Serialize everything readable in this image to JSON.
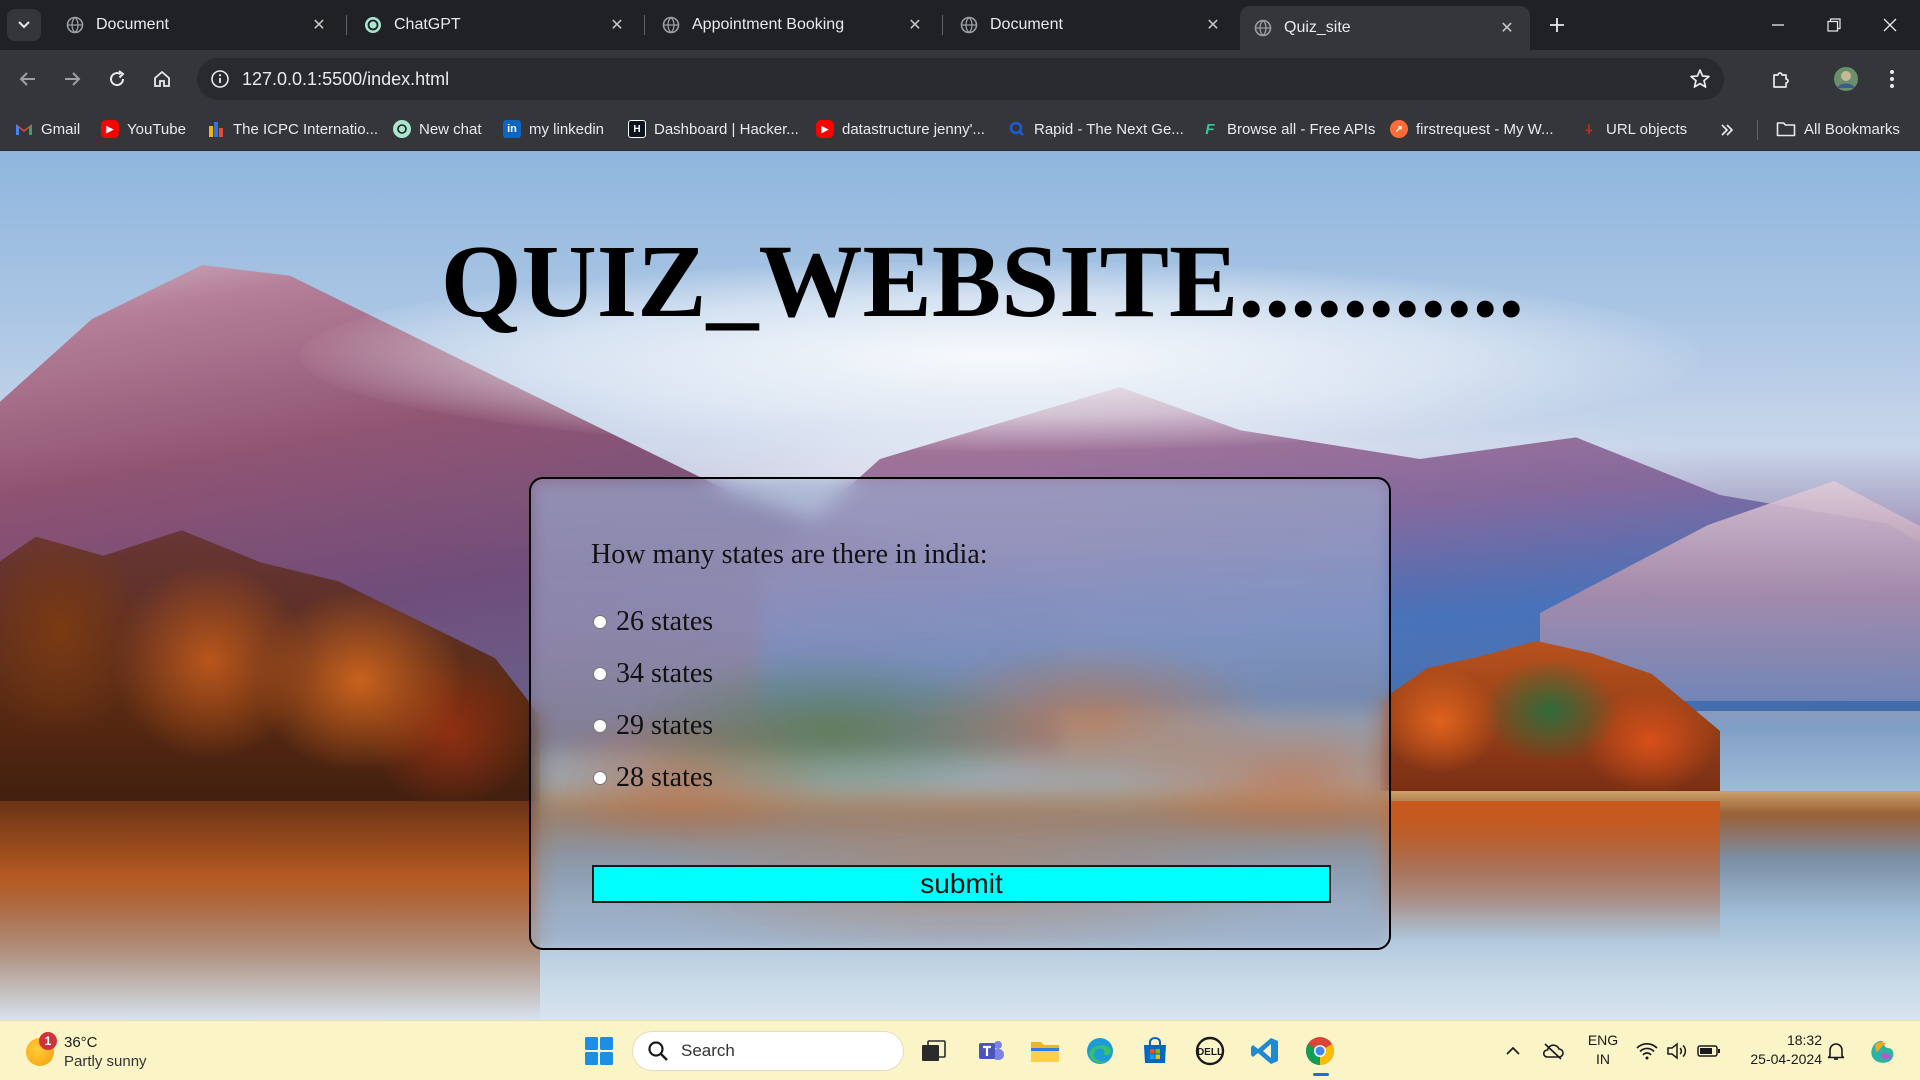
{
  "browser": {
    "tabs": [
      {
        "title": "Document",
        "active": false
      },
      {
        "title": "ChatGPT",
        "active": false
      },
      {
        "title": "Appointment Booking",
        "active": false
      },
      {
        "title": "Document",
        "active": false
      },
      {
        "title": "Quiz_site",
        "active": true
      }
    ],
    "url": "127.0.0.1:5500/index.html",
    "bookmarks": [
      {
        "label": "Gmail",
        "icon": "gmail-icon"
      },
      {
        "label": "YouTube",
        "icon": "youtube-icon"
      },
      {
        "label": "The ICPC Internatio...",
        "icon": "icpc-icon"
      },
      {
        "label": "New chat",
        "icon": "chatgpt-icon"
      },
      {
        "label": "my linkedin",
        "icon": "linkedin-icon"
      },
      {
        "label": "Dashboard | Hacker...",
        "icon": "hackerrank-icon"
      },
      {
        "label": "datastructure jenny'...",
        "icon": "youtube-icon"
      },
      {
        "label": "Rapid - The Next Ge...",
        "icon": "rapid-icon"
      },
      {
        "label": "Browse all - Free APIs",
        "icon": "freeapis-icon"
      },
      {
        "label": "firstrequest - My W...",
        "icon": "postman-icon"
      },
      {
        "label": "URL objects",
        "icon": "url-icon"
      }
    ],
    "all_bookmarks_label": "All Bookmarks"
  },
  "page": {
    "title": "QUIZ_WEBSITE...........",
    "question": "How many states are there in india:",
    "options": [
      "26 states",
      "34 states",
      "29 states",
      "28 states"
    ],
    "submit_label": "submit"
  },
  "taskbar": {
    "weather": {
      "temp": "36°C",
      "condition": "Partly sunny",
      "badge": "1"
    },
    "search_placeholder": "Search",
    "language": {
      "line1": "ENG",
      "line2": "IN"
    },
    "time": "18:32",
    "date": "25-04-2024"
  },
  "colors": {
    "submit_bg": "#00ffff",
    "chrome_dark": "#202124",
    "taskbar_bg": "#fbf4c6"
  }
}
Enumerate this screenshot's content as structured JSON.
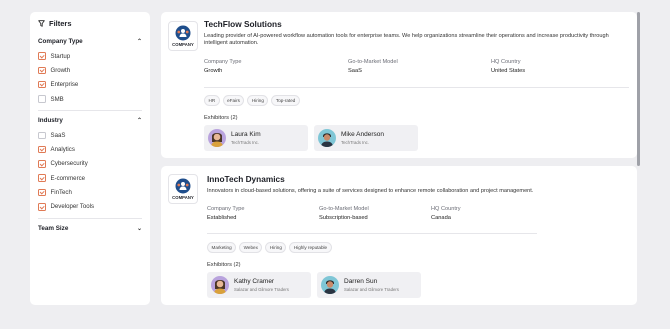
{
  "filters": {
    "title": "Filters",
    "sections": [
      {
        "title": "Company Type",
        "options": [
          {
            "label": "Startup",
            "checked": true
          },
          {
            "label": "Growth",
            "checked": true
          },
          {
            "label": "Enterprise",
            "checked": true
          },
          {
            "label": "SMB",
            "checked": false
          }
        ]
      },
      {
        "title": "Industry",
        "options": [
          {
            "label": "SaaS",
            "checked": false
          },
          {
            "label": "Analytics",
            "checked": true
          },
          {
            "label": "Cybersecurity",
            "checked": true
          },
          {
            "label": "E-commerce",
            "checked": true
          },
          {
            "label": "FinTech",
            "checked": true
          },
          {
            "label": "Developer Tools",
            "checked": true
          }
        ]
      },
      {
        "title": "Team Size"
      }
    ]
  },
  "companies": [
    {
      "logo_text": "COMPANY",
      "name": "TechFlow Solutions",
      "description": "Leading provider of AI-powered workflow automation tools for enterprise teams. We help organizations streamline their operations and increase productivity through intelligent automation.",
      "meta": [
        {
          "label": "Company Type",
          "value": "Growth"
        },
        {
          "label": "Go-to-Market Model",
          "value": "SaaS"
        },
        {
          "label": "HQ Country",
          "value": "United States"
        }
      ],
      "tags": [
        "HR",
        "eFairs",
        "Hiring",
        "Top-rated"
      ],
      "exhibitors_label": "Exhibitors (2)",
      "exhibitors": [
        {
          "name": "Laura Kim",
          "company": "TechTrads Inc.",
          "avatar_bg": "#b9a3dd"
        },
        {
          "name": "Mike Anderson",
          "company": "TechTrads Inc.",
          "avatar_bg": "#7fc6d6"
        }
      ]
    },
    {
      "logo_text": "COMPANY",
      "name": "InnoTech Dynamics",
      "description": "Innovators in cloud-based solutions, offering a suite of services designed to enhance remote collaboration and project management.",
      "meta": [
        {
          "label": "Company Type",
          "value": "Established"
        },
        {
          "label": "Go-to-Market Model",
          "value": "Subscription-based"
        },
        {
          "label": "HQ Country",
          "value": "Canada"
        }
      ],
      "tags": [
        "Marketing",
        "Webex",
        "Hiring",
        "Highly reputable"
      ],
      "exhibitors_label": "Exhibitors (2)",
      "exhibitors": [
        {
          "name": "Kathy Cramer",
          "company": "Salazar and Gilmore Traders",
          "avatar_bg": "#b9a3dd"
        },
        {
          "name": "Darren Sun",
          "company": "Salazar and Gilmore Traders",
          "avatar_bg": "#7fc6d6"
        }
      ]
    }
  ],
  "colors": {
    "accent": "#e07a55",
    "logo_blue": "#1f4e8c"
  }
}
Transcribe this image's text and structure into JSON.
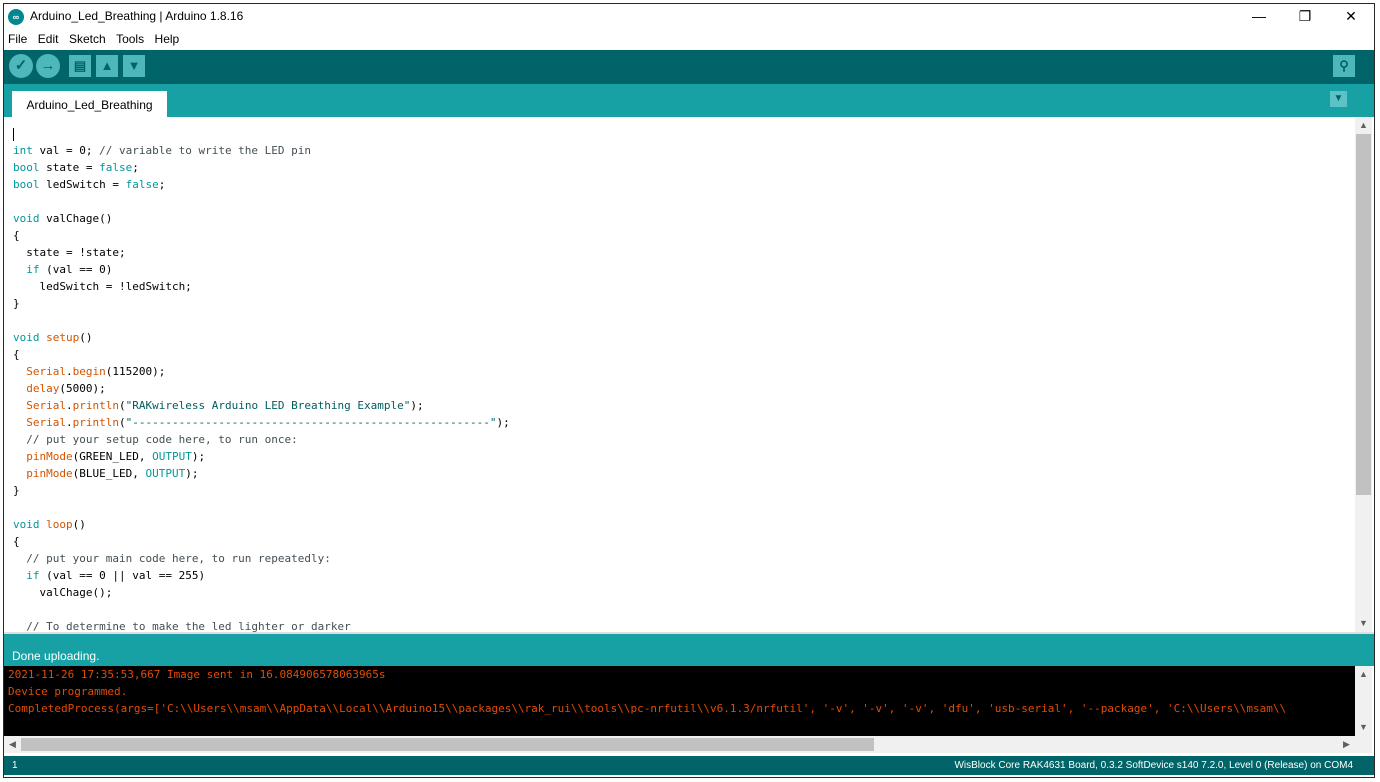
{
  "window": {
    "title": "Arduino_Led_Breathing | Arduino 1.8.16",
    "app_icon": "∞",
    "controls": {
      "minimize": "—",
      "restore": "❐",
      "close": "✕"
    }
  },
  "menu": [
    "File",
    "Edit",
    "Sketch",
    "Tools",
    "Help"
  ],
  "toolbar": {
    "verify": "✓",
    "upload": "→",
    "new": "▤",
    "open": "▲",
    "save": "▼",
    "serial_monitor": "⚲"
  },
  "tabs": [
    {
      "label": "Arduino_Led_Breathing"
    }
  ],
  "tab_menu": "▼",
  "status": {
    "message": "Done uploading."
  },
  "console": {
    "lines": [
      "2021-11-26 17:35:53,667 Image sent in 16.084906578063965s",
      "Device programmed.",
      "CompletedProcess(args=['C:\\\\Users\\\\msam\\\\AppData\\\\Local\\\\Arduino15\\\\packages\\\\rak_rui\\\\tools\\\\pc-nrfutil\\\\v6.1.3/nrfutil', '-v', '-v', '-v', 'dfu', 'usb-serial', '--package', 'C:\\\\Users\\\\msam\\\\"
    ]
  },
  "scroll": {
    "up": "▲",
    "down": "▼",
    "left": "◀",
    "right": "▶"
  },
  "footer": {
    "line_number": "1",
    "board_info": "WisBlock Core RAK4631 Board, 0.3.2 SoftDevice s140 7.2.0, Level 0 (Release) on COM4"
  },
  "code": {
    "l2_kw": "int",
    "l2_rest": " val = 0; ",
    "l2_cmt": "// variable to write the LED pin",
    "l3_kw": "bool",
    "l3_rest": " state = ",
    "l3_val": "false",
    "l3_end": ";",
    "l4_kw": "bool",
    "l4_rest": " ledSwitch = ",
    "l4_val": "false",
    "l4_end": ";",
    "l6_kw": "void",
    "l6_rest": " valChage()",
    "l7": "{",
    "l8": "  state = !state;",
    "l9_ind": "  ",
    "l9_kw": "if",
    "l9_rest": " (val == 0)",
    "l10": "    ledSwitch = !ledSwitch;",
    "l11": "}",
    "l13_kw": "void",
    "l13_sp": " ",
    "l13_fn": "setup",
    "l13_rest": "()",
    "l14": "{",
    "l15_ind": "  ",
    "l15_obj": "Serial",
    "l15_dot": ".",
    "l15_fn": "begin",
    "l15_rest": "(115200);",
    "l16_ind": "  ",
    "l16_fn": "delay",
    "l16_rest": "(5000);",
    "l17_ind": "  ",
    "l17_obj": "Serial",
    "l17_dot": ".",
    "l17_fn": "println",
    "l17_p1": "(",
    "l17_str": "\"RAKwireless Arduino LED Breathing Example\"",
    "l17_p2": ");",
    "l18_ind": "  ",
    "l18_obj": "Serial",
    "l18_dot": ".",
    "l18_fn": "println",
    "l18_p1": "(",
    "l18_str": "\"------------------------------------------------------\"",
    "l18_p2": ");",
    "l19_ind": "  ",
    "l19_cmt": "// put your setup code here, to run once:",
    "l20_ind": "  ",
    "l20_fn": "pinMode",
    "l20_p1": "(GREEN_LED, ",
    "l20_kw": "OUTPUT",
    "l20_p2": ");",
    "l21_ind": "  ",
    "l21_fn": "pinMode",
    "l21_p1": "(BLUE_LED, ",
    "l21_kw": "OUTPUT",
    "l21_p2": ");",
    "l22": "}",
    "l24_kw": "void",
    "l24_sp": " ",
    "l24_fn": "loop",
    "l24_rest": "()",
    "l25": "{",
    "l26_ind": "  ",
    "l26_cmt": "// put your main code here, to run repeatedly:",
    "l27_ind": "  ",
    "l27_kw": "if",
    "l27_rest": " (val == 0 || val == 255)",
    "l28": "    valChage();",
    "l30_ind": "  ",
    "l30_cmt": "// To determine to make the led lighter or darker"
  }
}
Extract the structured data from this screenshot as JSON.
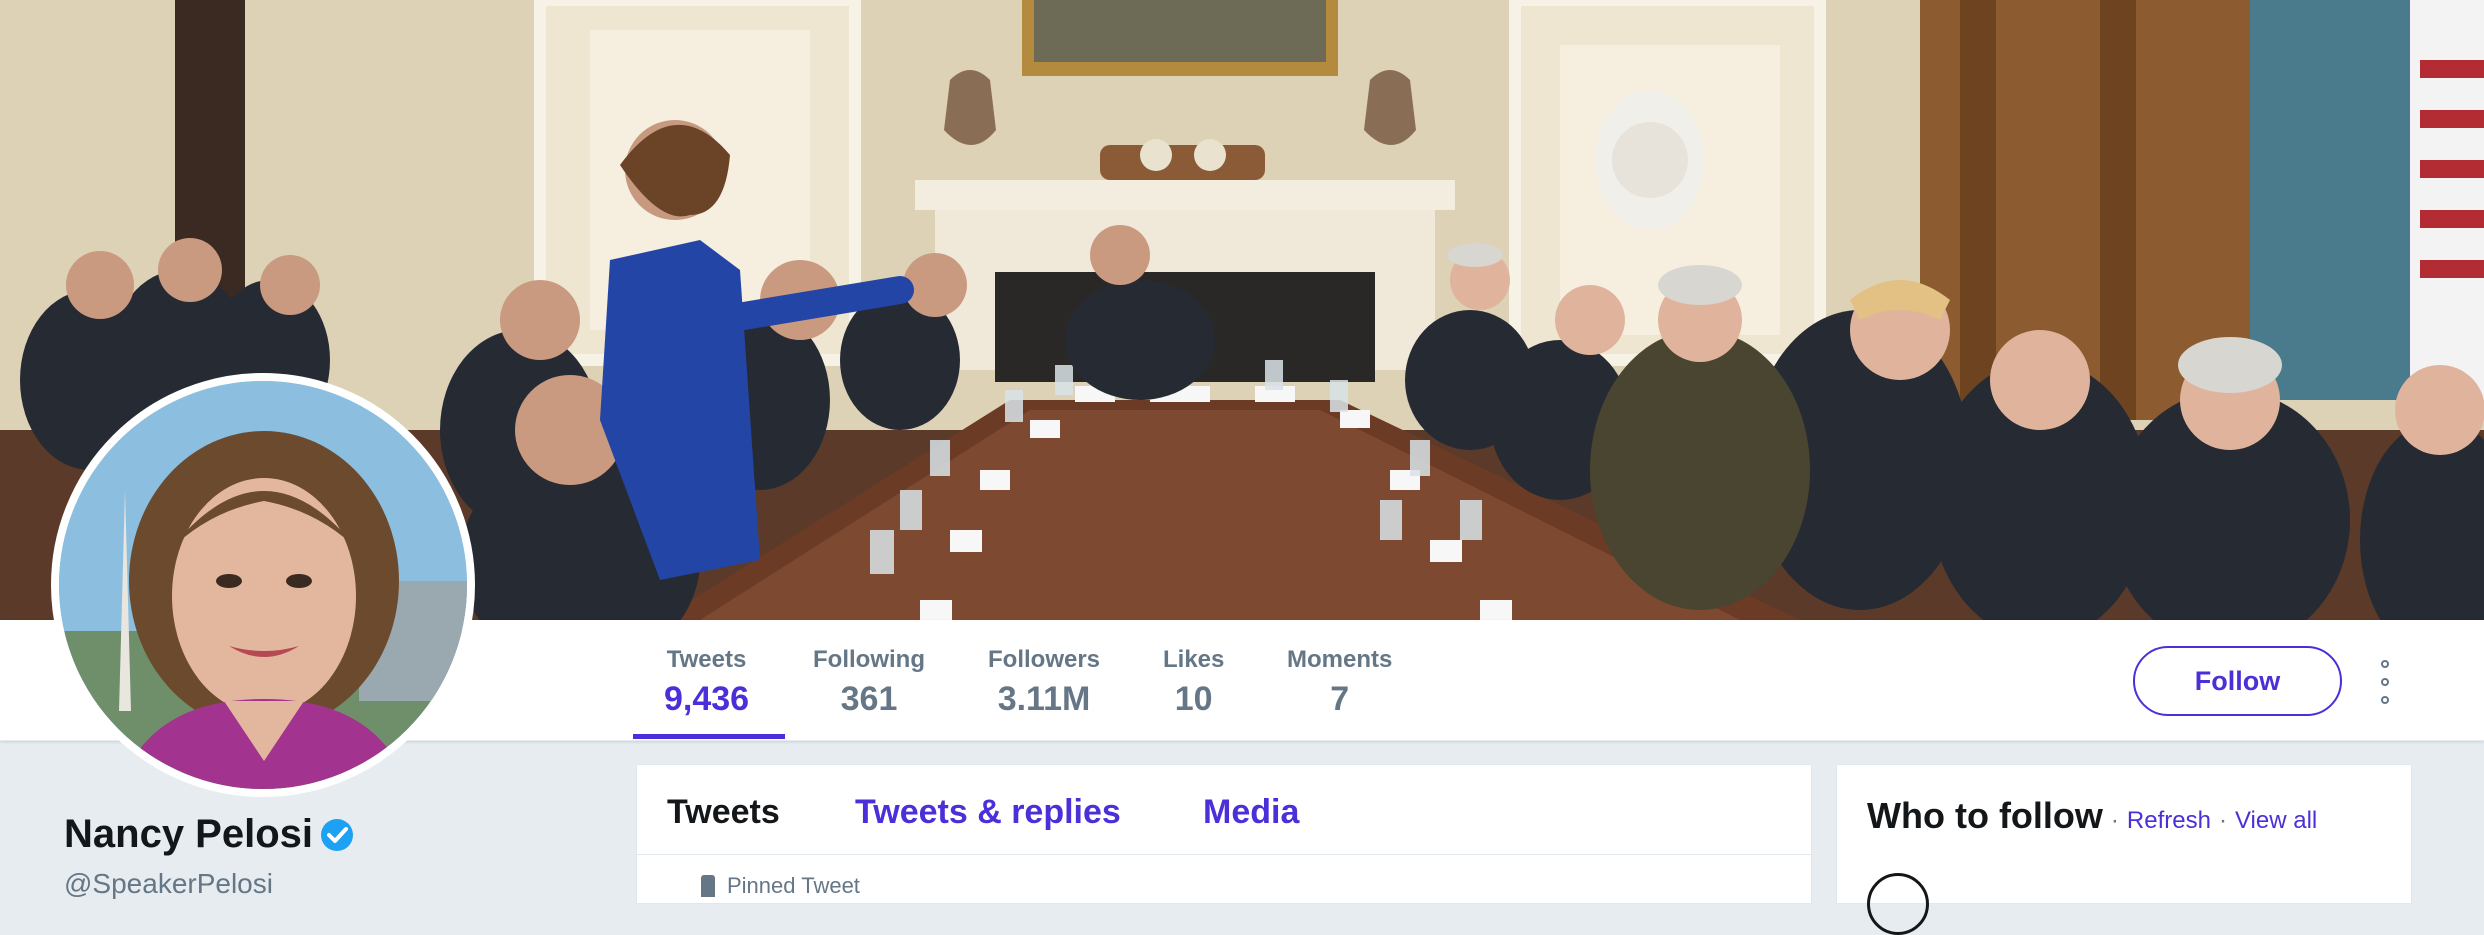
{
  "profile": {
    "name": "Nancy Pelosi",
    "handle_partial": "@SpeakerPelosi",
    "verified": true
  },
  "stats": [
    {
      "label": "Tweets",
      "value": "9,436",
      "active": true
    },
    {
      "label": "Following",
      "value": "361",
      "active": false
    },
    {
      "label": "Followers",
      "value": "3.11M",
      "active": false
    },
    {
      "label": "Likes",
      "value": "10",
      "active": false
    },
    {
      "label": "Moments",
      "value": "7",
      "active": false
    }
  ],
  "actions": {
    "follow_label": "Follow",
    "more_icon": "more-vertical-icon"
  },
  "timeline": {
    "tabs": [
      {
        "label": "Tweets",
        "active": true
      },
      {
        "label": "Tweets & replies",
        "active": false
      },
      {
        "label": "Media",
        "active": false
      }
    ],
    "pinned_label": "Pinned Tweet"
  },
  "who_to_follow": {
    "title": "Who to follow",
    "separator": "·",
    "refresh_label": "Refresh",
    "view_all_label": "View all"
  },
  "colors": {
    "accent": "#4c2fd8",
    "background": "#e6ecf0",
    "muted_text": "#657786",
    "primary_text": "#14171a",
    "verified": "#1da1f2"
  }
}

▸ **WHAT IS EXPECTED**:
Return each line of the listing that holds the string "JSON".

▸ **FINAL ANSWER**:
Serialize everything readable in this image to JSON.
Enumerate this screenshot's content as structured JSON.
Transcribe this image's text and structure into JSON.
Extract the structured data from this screenshot as JSON.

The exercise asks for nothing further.